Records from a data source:
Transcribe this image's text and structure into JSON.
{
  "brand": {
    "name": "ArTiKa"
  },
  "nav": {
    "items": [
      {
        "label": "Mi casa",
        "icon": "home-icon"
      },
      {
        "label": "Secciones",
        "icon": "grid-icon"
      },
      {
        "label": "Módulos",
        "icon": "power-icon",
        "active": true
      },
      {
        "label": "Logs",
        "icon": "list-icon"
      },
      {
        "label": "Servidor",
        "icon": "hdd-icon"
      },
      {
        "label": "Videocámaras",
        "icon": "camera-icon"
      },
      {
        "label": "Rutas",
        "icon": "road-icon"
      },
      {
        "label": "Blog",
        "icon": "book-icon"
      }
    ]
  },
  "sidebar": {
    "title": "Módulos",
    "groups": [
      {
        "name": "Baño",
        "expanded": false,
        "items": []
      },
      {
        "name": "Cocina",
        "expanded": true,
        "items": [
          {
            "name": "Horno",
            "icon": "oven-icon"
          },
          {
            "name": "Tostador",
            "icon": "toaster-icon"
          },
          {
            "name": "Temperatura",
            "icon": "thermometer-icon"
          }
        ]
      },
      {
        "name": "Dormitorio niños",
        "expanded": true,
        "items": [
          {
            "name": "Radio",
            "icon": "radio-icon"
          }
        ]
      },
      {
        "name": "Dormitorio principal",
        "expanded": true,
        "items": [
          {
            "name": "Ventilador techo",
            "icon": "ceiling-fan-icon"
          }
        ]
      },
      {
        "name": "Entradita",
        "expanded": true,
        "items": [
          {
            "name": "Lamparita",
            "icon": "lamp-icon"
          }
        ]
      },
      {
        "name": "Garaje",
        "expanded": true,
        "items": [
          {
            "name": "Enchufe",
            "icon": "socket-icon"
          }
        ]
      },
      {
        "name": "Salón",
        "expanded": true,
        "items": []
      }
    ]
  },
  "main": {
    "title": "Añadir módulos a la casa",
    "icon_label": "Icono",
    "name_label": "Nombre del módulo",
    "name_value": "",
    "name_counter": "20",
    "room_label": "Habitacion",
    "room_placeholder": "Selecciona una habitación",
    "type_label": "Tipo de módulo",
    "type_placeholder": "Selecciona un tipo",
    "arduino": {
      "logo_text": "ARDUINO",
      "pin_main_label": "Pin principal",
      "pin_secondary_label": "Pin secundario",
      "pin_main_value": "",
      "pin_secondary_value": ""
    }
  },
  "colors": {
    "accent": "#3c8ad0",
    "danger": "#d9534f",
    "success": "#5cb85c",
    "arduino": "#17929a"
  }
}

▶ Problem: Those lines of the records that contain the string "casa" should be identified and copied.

▶ Response:
        "label": "Mi casa",
    "title": "Añadir módulos a la casa",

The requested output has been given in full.